Economic growth and environmental improvement are not mutually exclusive.
Around the world, society faces the challenge of balancing two equally critical imperatives: on the one hand, economic growth and human progress; on the other, environmental sustainability and stewardship for future generations. Some question whether these two imperatives can be met simultaneously. Perhaps, they posit, balancing the economy and the environment is a zero-sum game, with improvements in one area coming at the expense of improvements in the other.
As a general rule, USCIB members do not buy in to the concept of zero-sum games, especially in this area. We believe that environmental and economic progress can, and indeed must, go hand in hand. Because of our unique positioning in the global policymaking sphere, we are now uniquely poised to press policy makers to put that belief to the test in the area of climate change.

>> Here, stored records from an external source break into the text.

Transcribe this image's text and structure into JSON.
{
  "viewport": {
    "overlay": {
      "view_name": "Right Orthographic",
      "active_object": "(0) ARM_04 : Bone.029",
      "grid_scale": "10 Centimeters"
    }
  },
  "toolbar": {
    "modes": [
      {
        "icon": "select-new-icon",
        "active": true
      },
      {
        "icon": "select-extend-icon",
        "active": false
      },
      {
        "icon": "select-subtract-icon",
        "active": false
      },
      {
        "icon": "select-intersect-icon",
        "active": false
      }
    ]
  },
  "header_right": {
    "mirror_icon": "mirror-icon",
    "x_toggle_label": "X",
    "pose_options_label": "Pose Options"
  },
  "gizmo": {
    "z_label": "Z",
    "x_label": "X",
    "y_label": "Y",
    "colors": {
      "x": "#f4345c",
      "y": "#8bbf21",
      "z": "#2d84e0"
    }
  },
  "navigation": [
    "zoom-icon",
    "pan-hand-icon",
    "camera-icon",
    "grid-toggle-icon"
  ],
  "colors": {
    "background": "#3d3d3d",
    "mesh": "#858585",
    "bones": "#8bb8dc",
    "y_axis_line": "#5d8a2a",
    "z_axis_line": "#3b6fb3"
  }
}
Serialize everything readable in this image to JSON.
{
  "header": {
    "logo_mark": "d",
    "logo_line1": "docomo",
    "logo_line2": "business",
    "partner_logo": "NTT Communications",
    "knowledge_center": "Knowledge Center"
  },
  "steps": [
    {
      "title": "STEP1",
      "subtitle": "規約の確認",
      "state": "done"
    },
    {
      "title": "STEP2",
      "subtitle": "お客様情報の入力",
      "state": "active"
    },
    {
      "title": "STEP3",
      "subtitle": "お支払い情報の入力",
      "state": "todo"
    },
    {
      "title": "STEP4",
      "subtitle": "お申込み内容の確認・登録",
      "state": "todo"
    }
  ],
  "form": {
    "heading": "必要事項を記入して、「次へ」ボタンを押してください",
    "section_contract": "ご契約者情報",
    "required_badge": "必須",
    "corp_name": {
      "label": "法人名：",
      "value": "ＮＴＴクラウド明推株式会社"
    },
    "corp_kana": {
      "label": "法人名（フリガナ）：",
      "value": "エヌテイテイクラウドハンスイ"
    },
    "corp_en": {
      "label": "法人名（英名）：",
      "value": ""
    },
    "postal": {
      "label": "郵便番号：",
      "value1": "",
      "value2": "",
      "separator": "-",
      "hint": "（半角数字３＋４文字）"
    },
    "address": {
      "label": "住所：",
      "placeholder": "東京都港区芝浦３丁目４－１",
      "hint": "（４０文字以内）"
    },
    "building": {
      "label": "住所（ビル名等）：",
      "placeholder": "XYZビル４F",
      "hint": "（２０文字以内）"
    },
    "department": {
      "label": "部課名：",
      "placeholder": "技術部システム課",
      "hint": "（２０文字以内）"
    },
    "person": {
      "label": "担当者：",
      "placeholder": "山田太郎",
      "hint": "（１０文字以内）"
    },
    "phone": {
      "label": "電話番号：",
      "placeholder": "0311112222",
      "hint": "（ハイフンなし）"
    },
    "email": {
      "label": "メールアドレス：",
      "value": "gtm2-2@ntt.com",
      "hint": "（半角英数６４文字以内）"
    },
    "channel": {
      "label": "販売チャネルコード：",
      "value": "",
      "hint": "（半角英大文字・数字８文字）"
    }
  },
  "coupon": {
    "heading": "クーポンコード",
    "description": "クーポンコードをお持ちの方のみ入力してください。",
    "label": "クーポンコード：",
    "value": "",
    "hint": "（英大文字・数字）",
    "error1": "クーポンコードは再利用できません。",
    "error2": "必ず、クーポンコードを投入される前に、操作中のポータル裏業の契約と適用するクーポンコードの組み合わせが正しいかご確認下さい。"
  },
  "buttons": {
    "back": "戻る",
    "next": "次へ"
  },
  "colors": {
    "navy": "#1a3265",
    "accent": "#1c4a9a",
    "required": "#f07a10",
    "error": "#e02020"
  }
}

This December, diplomatic efforts to develop a long-term international agreement to succeed the Kyoto Protocol will culminate in a major United Nations conference in Copenhagen. Working primarily through the International Chamber of Commerce, USCIB is actively seeking a global framework that will provide energy access and security, while spurring technological innovation and the deployment of climate-friendly technologies to enable us to meet the common challenge of curtailing greenhouse gas emissions.
And this is not just our position. As reported in an earlier issue of International Business, participants at a pre-Copenhagen business summit involving influential business groups from all the major emitting countries surprised even themselves with a remarkable degree of consensus around these key points. Clearly, business is on board and will push hard for an effective global agreement on climate.
But one does need to wonder whether our elected officials feel the same sense of urgency. It is worrisome that, in debating the establishment of a cap-and-trade mechanism for the United States, Congress is seriously weighing the imposition of “green” tariffs to punish those who may not live up to our own new standards. This is precisely how one might wreck the chances for progress in Copenhagen.
Indeed, there is entirely too much talk of sticks, rather than carrots, in the climate debate. There are clearly win-win opportunities in a post-Kyoto framework that would enable countries to grow economically while reducing emissions. But we must keep markets open while fostering innovation.
American companies are up to the climate challenge, and indeed would benefit from lower barriers to imports of environmental technologies abroad. The U.S. and other major governments in developed and developing countries must support the private sector’s proven ability to commercialize and disseminate the fruits of innovation. Open trade is an essential part of that formula.
Sustainable development matters, perhaps even more so during a time of recession and scarce resources. It is possible to secure global prosperity while protecting the world’s climate, but only with strong and sensible leadership from all major parties. We hope that leadership to advance economic recovery and encourage greener solutions in a mutually supportive fashion will emerge between now and December. The world can’t wait much longer.
Other recent postings from Mr. Robinson: